When the order arrived, all of the clamps that hold the PV panels to the Ironridge railing were missing. I contacted Wholesale Solar about this, and they promised to get a bid out for the missing parts right away, but after two weeks of emails and phone messages, no bid. In reading some of the online reviews of Wholesale Solar, I am not the only one experience poor customer support. I ended up ordering the missing parts from Northern Arizona Wind and Solar, and they were excellent and had the parts in my hands in 3 days flat. I was quite impressed by their customer support and speed. If I were doing another system, I'd definitely get a bid from them.

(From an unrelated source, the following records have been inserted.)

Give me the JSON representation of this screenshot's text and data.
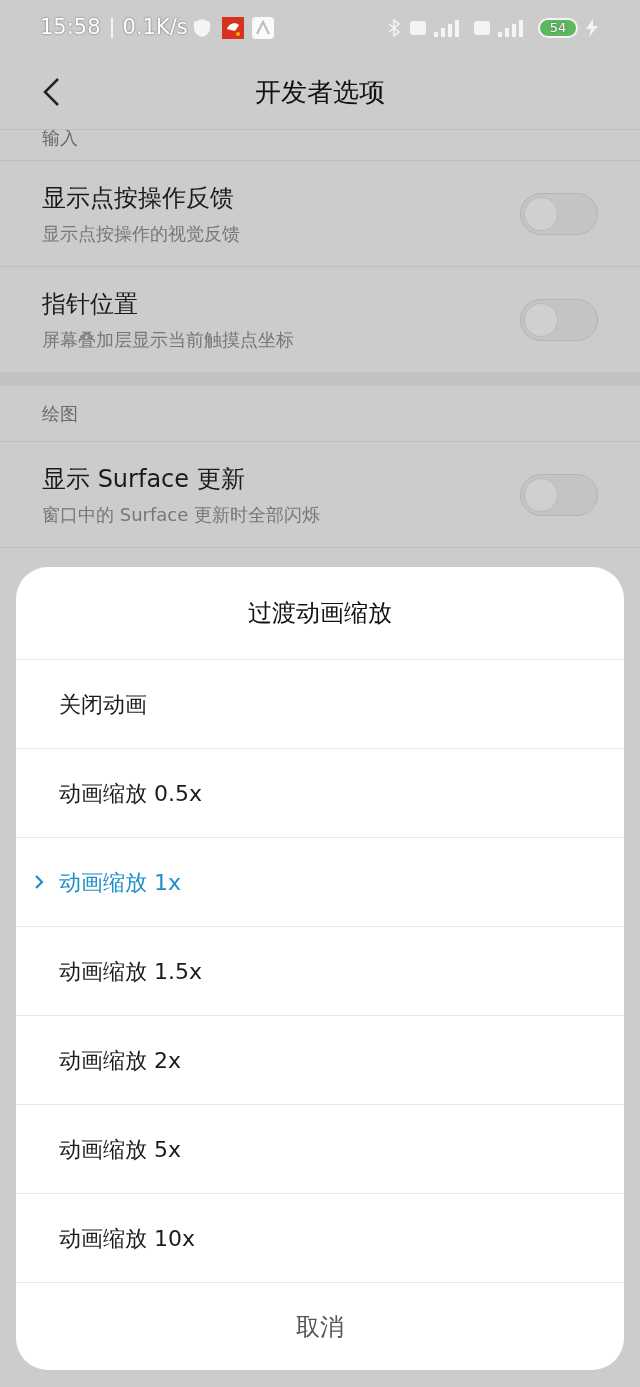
{
  "status_bar": {
    "time": "15:58",
    "net_speed": "0.1K/s",
    "battery": "54"
  },
  "header": {
    "title": "开发者选项"
  },
  "sections": [
    {
      "title": "输入",
      "items": [
        {
          "title": "显示点按操作反馈",
          "subtitle": "显示点按操作的视觉反馈",
          "on": false
        },
        {
          "title": "指针位置",
          "subtitle": "屏幕叠加层显示当前触摸点坐标",
          "on": false
        }
      ]
    },
    {
      "title": "绘图",
      "items": [
        {
          "title": "显示 Surface 更新",
          "subtitle": "窗口中的 Surface 更新时全部闪烁",
          "on": false
        }
      ]
    }
  ],
  "dialog": {
    "title": "过渡动画缩放",
    "options": [
      {
        "label": "关闭动画",
        "selected": false
      },
      {
        "label": "动画缩放 0.5x",
        "selected": false
      },
      {
        "label": "动画缩放 1x",
        "selected": true
      },
      {
        "label": "动画缩放 1.5x",
        "selected": false
      },
      {
        "label": "动画缩放 2x",
        "selected": false
      },
      {
        "label": "动画缩放 5x",
        "selected": false
      },
      {
        "label": "动画缩放 10x",
        "selected": false
      }
    ],
    "cancel": "取消"
  }
}
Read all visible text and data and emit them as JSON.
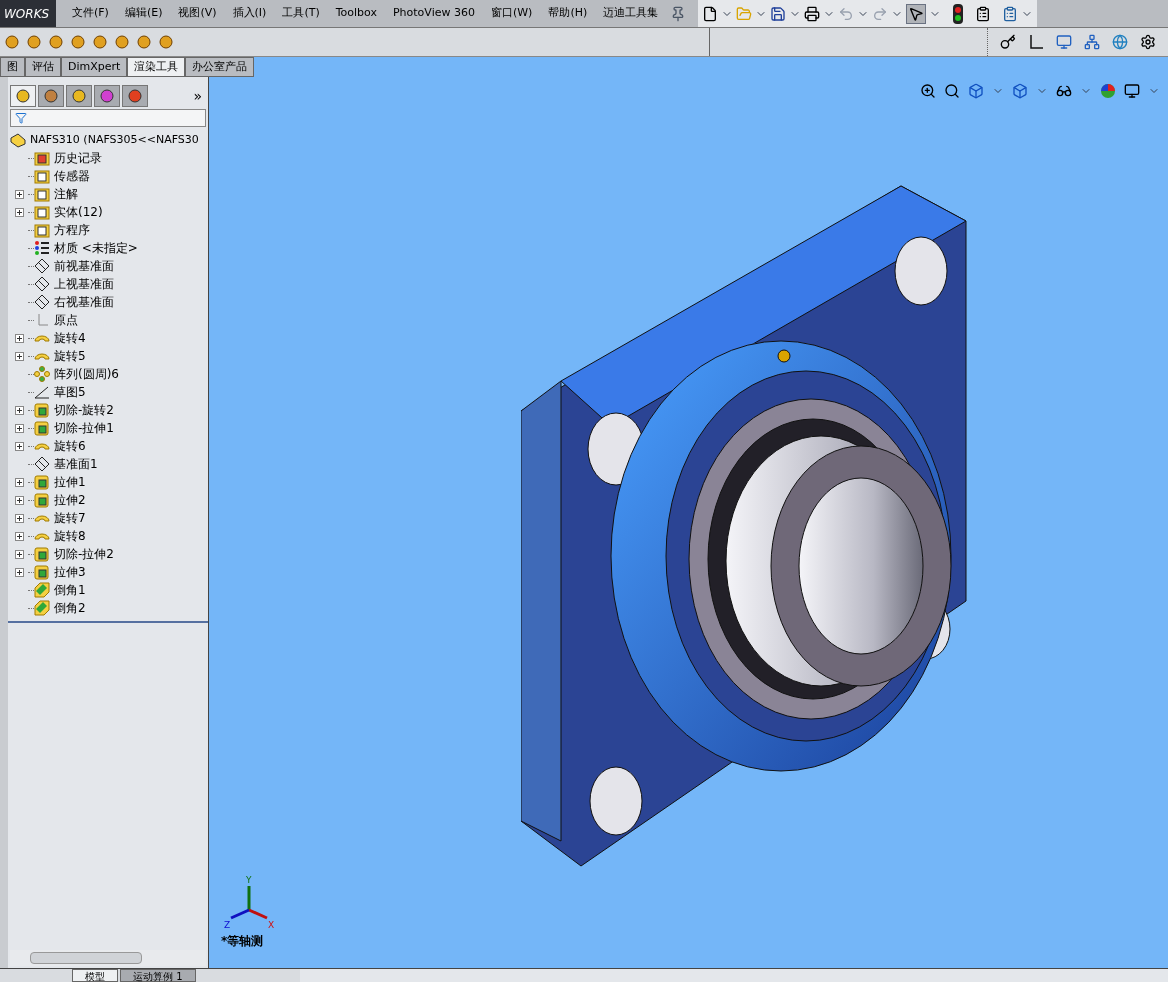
{
  "menu_bar": {
    "logo": "WORKS",
    "items": [
      "文件(F)",
      "编辑(E)",
      "视图(V)",
      "插入(I)",
      "工具(T)",
      "Toolbox",
      "PhotoView 360",
      "窗口(W)",
      "帮助(H)",
      "迈迪工具集"
    ]
  },
  "command_tabs": [
    {
      "label": "图",
      "selected": false
    },
    {
      "label": "评估",
      "selected": false
    },
    {
      "label": "DimXpert",
      "selected": false
    },
    {
      "label": "渲染工具",
      "selected": true
    },
    {
      "label": "办公室产品",
      "selected": false
    }
  ],
  "panel_tabs": [
    {
      "kind": "feature",
      "selected": true
    },
    {
      "kind": "property",
      "selected": false
    },
    {
      "kind": "config",
      "selected": false
    },
    {
      "kind": "target",
      "selected": false
    },
    {
      "kind": "display",
      "selected": false
    }
  ],
  "panel_more": "»",
  "tree": {
    "root": "NAFS310  (NAFS305<<NAFS30",
    "items": [
      {
        "label": "历史记录",
        "kind": "history",
        "expandable": false
      },
      {
        "label": "传感器",
        "kind": "sensor",
        "expandable": false
      },
      {
        "label": "注解",
        "kind": "annotation",
        "expandable": true
      },
      {
        "label": "实体(12)",
        "kind": "solid",
        "expandable": true
      },
      {
        "label": "方程序",
        "kind": "equation",
        "expandable": false
      },
      {
        "label": "材质 <未指定>",
        "kind": "material",
        "expandable": false
      },
      {
        "label": "前视基准面",
        "kind": "plane",
        "expandable": false
      },
      {
        "label": "上视基准面",
        "kind": "plane",
        "expandable": false
      },
      {
        "label": "右视基准面",
        "kind": "plane",
        "expandable": false
      },
      {
        "label": "原点",
        "kind": "origin",
        "expandable": false
      },
      {
        "label": "旋转4",
        "kind": "revolve",
        "expandable": true
      },
      {
        "label": "旋转5",
        "kind": "revolve",
        "expandable": true
      },
      {
        "label": "阵列(圆周)6",
        "kind": "pattern",
        "expandable": false
      },
      {
        "label": "草图5",
        "kind": "sketch",
        "expandable": false
      },
      {
        "label": "切除-旋转2",
        "kind": "cut-revolve",
        "expandable": true
      },
      {
        "label": "切除-拉伸1",
        "kind": "cut-extrude",
        "expandable": true
      },
      {
        "label": "旋转6",
        "kind": "revolve",
        "expandable": true
      },
      {
        "label": "基准面1",
        "kind": "plane",
        "expandable": false
      },
      {
        "label": "拉伸1",
        "kind": "extrude",
        "expandable": true
      },
      {
        "label": "拉伸2",
        "kind": "extrude",
        "expandable": true
      },
      {
        "label": "旋转7",
        "kind": "revolve",
        "expandable": true
      },
      {
        "label": "旋转8",
        "kind": "revolve",
        "expandable": true
      },
      {
        "label": "切除-拉伸2",
        "kind": "cut-extrude",
        "expandable": true
      },
      {
        "label": "拉伸3",
        "kind": "extrude",
        "expandable": true
      },
      {
        "label": "倒角1",
        "kind": "chamfer",
        "expandable": false
      },
      {
        "label": "倒角2",
        "kind": "chamfer",
        "expandable": false
      }
    ]
  },
  "triad": {
    "y": "Y",
    "x": "X",
    "z": "Z"
  },
  "view_label": "*等轴测",
  "bottom_tabs": [
    {
      "label": "模型",
      "selected": true
    },
    {
      "label": "运动算例 1",
      "selected": false
    }
  ]
}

1 Year Performance Update August 11, 2020

So, its been almost a year since we upgraded the system to 5000 watts -- how has it done?

As of August 11, we are at net zero usage for the year -- so, we are happy.

The Enphase system keeps track of energy generated and energy used on a minute by minute basis, and around the one year anniversary I'll put up some month by month plots showing the details of how it performed.  But, I have a less formal way of keeping track of performance -- about once a month I just record the current meter reading on the meter cabinet.  The meter reading when the upgrade went in on 8/17/20 was 45,600 KWH and the reading yesterday (8/11/20) was 45,593 KWH.  So, right now, we are  7 KWH to the good, and will probably gain another 70 or so KWH by 8/17/20.

The picture below shows the (more or less) month by month numbers.  Not surprisingly, we are net positive on summer months and net negative for winter months.

One year meter readings

These numbers are also a reminder how much grid-tied systems are dependent net metering from the utility -- not only on a daily basis, but on a monthly and yearly basis.  Having the grid there to be our storage is a very valuable resource and we really should be prepared to pay for this service.

For us, the monthly electrical bill has been $4.71, which is the fixed part of the bill that does not depend on energy usage.

I have to say that being a bit better than net zero for the year has changed my attitude about electricity usage a little.  I still believe in taking all reasonable steps possible to keep electricity consumption down (LED lights, efficient appliances, ...), but I've stopped being quite so anal about it -- I now have an internet router that is on 24/7 and is not as efficient as the old router etc.  My thinking is that if consumption grows a bit, I can always add another panel.

I've thought about adding a couple more panels just to pump a few more KWH of solar power out onto the grid -- I won't get paid for it, but it will feel good.

September 23, 2020: Wildfire Smoke and Performance

This last week, we have had sunny weather, but also wildfire smoke drifting in from California and Oregon wildfires.  I would call the smoke mild to moderate -- the visibility has been around 5 miles on average.

The smoke has had a dramatic effect on performance.  I've not taken any precise measurments, but the Enphase plot for the week is showing about half of the production I would expect without the smoke.  A normal sunny day produces 30+KWH per day, and the actual production has been anywhere from 10 to 20 KWH per day -- so, about half normal production.


Please leave any comments on the upgrade on the orginal project page...


September 9, 2019